> _EXCERPTED DATA_:
◆ ◆ ◆ ◆ ◆ ◆ ◆
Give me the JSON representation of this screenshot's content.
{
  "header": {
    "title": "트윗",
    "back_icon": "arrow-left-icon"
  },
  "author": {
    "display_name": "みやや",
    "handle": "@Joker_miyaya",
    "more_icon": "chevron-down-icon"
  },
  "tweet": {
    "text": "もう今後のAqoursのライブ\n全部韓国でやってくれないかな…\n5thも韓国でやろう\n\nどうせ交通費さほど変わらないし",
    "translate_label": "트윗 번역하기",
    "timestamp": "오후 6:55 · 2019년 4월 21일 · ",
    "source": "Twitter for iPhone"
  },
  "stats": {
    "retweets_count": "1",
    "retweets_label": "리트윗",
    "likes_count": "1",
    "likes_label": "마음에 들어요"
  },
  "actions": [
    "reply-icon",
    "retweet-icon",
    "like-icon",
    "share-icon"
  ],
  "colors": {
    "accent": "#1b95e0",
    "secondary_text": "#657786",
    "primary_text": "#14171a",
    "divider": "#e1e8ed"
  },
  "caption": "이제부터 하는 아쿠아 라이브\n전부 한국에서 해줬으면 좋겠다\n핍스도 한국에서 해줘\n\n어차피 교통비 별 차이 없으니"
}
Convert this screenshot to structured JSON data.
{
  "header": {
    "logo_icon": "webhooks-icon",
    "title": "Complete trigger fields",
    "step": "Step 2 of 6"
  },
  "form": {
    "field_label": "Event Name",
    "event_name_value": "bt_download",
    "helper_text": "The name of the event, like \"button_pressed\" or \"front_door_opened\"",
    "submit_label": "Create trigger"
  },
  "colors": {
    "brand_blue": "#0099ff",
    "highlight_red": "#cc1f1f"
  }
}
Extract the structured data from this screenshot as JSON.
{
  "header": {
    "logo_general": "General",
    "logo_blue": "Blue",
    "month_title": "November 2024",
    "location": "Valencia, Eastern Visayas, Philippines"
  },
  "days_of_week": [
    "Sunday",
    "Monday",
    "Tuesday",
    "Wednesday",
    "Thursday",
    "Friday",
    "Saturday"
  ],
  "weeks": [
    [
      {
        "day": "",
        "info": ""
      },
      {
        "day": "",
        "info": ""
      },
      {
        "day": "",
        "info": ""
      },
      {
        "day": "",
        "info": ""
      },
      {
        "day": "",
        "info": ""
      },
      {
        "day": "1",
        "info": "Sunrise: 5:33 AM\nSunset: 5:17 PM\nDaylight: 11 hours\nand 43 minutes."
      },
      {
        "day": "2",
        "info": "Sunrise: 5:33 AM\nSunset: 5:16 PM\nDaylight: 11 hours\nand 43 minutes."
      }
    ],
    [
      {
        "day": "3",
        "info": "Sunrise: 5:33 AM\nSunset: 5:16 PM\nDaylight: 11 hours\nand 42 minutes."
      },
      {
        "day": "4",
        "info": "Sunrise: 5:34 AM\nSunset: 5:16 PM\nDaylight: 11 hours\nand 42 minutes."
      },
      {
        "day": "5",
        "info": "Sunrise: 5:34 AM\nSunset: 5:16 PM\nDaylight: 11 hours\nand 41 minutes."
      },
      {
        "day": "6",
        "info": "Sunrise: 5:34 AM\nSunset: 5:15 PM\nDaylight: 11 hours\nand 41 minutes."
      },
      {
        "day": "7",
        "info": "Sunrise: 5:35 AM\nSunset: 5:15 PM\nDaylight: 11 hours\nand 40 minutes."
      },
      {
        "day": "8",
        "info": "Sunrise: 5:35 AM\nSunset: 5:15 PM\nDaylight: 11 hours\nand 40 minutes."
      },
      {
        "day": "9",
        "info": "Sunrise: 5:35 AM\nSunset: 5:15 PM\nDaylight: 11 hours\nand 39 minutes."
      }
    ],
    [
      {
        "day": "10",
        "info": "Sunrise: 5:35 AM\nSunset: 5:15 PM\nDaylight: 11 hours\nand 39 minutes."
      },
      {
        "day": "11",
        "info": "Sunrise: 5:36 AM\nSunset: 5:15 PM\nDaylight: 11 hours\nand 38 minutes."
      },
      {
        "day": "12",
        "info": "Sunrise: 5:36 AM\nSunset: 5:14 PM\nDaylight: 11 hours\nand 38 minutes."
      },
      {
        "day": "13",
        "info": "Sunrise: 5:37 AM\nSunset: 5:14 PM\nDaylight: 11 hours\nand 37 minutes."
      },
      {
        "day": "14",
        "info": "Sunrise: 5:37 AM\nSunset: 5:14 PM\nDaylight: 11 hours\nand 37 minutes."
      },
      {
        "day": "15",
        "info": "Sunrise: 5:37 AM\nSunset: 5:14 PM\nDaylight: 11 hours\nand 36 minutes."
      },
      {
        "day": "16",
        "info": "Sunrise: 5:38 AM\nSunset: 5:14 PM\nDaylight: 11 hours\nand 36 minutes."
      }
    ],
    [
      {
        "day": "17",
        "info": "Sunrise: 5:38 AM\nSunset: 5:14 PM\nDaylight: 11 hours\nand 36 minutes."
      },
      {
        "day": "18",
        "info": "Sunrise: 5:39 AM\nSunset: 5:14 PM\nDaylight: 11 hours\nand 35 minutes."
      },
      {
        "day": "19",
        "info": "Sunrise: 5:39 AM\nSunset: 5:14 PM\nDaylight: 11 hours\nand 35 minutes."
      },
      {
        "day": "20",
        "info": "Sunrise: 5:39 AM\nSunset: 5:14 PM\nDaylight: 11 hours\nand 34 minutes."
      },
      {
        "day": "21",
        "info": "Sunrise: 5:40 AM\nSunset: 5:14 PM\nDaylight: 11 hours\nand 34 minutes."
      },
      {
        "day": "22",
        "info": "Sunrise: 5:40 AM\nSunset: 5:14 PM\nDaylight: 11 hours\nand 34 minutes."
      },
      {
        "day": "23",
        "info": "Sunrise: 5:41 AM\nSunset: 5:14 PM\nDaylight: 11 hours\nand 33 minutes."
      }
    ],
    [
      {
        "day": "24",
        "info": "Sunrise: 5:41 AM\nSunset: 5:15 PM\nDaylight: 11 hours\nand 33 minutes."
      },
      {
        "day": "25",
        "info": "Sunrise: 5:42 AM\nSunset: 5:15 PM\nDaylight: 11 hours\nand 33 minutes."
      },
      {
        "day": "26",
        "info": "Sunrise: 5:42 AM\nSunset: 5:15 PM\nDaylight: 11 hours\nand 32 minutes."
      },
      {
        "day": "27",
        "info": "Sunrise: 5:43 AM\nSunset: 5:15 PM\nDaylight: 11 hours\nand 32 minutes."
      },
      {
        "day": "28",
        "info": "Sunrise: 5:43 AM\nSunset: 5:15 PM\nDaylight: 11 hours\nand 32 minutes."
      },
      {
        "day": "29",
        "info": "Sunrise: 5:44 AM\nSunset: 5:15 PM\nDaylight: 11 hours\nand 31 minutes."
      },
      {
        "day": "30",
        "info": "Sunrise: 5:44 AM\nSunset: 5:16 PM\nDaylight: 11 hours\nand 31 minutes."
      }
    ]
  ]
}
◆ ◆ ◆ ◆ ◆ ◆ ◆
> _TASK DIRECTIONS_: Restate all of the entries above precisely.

> _YOUR RESPONSE_:
Give me the JSON representation of this screenshot's content.
{
  "header": {
    "title": "트윗",
    "back_icon": "arrow-left-icon"
  },
  "author": {
    "display_name": "みやや",
    "handle": "@Joker_miyaya",
    "more_icon": "chevron-down-icon"
  },
  "tweet": {
    "text": "もう今後のAqoursのライブ\n全部韓国でやってくれないかな…\n5thも韓国でやろう\n\nどうせ交通費さほど変わらないし",
    "translate_label": "트윗 번역하기",
    "timestamp": "오후 6:55 · 2019년 4월 21일 · ",
    "source": "Twitter for iPhone"
  },
  "stats": {
    "retweets_count": "1",
    "retweets_label": "리트윗",
    "likes_count": "1",
    "likes_label": "마음에 들어요"
  },
  "actions": [
    "reply-icon",
    "retweet-icon",
    "like-icon",
    "share-icon"
  ],
  "colors": {
    "accent": "#1b95e0",
    "secondary_text": "#657786",
    "primary_text": "#14171a",
    "divider": "#e1e8ed"
  },
  "caption": "이제부터 하는 아쿠아 라이브\n전부 한국에서 해줬으면 좋겠다\n핍스도 한국에서 해줘\n\n어차피 교통비 별 차이 없으니"
}
Convert this screenshot to structured JSON data.
{
  "header": {
    "logo_icon": "webhooks-icon",
    "title": "Complete trigger fields",
    "step": "Step 2 of 6"
  },
  "form": {
    "field_label": "Event Name",
    "event_name_value": "bt_download",
    "helper_text": "The name of the event, like \"button_pressed\" or \"front_door_opened\"",
    "submit_label": "Create trigger"
  },
  "colors": {
    "brand_blue": "#0099ff",
    "highlight_red": "#cc1f1f"
  }
}
Extract the structured data from this screenshot as JSON.
{
  "header": {
    "logo_general": "General",
    "logo_blue": "Blue",
    "month_title": "November 2024",
    "location": "Valencia, Eastern Visayas, Philippines"
  },
  "days_of_week": [
    "Sunday",
    "Monday",
    "Tuesday",
    "Wednesday",
    "Thursday",
    "Friday",
    "Saturday"
  ],
  "weeks": [
    [
      {
        "day": "",
        "info": ""
      },
      {
        "day": "",
        "info": ""
      },
      {
        "day": "",
        "info": ""
      },
      {
        "day": "",
        "info": ""
      },
      {
        "day": "",
        "info": ""
      },
      {
        "day": "1",
        "info": "Sunrise: 5:33 AM\nSunset: 5:17 PM\nDaylight: 11 hours\nand 43 minutes."
      },
      {
        "day": "2",
        "info": "Sunrise: 5:33 AM\nSunset: 5:16 PM\nDaylight: 11 hours\nand 43 minutes."
      }
    ],
    [
      {
        "day": "3",
        "info": "Sunrise: 5:33 AM\nSunset: 5:16 PM\nDaylight: 11 hours\nand 42 minutes."
      },
      {
        "day": "4",
        "info": "Sunrise: 5:34 AM\nSunset: 5:16 PM\nDaylight: 11 hours\nand 42 minutes."
      },
      {
        "day": "5",
        "info": "Sunrise: 5:34 AM\nSunset: 5:16 PM\nDaylight: 11 hours\nand 41 minutes."
      },
      {
        "day": "6",
        "info": "Sunrise: 5:34 AM\nSunset: 5:15 PM\nDaylight: 11 hours\nand 41 minutes."
      },
      {
        "day": "7",
        "info": "Sunrise: 5:35 AM\nSunset: 5:15 PM\nDaylight: 11 hours\nand 40 minutes."
      },
      {
        "day": "8",
        "info": "Sunrise: 5:35 AM\nSunset: 5:15 PM\nDaylight: 11 hours\nand 40 minutes."
      },
      {
        "day": "9",
        "info": "Sunrise: 5:35 AM\nSunset: 5:15 PM\nDaylight: 11 hours\nand 39 minutes."
      }
    ],
    [
      {
        "day": "10",
        "info": "Sunrise: 5:35 AM\nSunset: 5:15 PM\nDaylight: 11 hours\nand 39 minutes."
      },
      {
        "day": "11",
        "info": "Sunrise: 5:36 AM\nSunset: 5:15 PM\nDaylight: 11 hours\nand 38 minutes."
      },
      {
        "day": "12",
        "info": "Sunrise: 5:36 AM\nSunset: 5:14 PM\nDaylight: 11 hours\nand 38 minutes."
      },
      {
        "day": "13",
        "info": "Sunrise: 5:37 AM\nSunset: 5:14 PM\nDaylight: 11 hours\nand 37 minutes."
      },
      {
        "day": "14",
        "info": "Sunrise: 5:37 AM\nSunset: 5:14 PM\nDaylight: 11 hours\nand 37 minutes."
      },
      {
        "day": "15",
        "info": "Sunrise: 5:37 AM\nSunset: 5:14 PM\nDaylight: 11 hours\nand 36 minutes."
      },
      {
        "day": "16",
        "info": "Sunrise: 5:38 AM\nSunset: 5:14 PM\nDaylight: 11 hours\nand 36 minutes."
      }
    ],
    [
      {
        "day": "17",
        "info": "Sunrise: 5:38 AM\nSunset: 5:14 PM\nDaylight: 11 hours\nand 36 minutes."
      },
      {
        "day": "18",
        "info": "Sunrise: 5:39 AM\nSunset: 5:14 PM\nDaylight: 11 hours\nand 35 minutes."
      },
      {
        "day": "19",
        "info": "Sunrise: 5:39 AM\nSunset: 5:14 PM\nDaylight: 11 hours\nand 35 minutes."
      },
      {
        "day": "20",
        "info": "Sunrise: 5:39 AM\nSunset: 5:14 PM\nDaylight: 11 hours\nand 34 minutes."
      },
      {
        "day": "21",
        "info": "Sunrise: 5:40 AM\nSunset: 5:14 PM\nDaylight: 11 hours\nand 34 minutes."
      },
      {
        "day": "22",
        "info": "Sunrise: 5:40 AM\nSunset: 5:14 PM\nDaylight: 11 hours\nand 34 minutes."
      },
      {
        "day": "23",
        "info": "Sunrise: 5:41 AM\nSunset: 5:14 PM\nDaylight: 11 hours\nand 33 minutes."
      }
    ],
    [
      {
        "day": "24",
        "info": "Sunrise: 5:41 AM\nSunset: 5:15 PM\nDaylight: 11 hours\nand 33 minutes."
      },
      {
        "day": "25",
        "info": "Sunrise: 5:42 AM\nSunset: 5:15 PM\nDaylight: 11 hours\nand 33 minutes."
      },
      {
        "day": "26",
        "info": "Sunrise: 5:42 AM\nSunset: 5:15 PM\nDaylight: 11 hours\nand 32 minutes."
      },
      {
        "day": "27",
        "info": "Sunrise: 5:43 AM\nSunset: 5:15 PM\nDaylight: 11 hours\nand 32 minutes."
      },
      {
        "day": "28",
        "info": "Sunrise: 5:43 AM\nSunset: 5:15 PM\nDaylight: 11 hours\nand 32 minutes."
      },
      {
        "day": "29",
        "info": "Sunrise: 5:44 AM\nSunset: 5:15 PM\nDaylight: 11 hours\nand 31 minutes."
      },
      {
        "day": "30",
        "info": "Sunrise: 5:44 AM\nSunset: 5:16 PM\nDaylight: 11 hours\nand 31 minutes."
      }
    ]
  ]
}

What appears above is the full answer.